**Exercise description:** Which of the lines below contain the string "nhấn"? Pull each one out of the data.

(Web page and app entries)
>>>

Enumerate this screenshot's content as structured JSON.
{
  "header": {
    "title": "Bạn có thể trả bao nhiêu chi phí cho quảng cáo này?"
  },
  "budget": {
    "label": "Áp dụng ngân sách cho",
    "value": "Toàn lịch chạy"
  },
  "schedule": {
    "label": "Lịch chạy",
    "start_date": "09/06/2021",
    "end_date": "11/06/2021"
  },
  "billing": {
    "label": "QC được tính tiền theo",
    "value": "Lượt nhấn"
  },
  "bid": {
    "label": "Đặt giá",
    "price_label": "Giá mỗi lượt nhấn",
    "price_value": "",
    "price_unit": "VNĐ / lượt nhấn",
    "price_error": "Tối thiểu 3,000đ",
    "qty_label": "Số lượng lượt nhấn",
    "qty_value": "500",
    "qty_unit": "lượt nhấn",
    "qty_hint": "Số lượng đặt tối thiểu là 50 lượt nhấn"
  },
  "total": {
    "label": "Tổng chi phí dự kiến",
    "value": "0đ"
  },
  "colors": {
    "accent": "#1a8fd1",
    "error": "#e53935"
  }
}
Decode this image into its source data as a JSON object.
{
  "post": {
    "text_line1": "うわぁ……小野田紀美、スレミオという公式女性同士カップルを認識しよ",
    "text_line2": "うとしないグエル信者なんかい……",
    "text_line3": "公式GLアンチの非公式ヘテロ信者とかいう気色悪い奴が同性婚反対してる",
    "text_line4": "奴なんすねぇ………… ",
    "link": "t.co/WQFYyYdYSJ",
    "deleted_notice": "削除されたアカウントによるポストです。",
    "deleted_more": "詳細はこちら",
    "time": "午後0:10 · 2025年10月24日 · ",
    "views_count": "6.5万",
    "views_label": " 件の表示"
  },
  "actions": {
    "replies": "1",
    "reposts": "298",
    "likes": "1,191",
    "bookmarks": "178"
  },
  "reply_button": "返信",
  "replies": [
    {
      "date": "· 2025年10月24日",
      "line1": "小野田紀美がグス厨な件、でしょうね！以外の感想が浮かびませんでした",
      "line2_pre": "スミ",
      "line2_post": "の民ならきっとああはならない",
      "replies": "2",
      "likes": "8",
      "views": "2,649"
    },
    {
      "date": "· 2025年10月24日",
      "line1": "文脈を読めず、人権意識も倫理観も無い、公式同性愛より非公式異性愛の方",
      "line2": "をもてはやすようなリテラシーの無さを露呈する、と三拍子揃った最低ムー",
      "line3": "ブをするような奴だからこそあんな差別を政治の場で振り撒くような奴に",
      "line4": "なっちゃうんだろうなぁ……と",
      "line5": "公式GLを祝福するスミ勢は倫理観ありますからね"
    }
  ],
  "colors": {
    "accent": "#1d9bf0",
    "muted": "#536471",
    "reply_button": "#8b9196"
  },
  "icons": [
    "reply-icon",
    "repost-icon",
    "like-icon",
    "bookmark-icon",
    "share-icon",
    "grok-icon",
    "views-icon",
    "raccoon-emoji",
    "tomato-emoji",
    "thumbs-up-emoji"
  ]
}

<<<

**Reply to the task:**
    "value": "Lượt nhấn"
    "price_label": "Giá mỗi lượt nhấn",
    "price_unit": "VNĐ / lượt nhấn",
    "qty_label": "Số lượng lượt nhấn",
    "qty_unit": "lượt nhấn",
    "qty_hint": "Số lượng đặt tối thiểu là 50 lượt nhấn"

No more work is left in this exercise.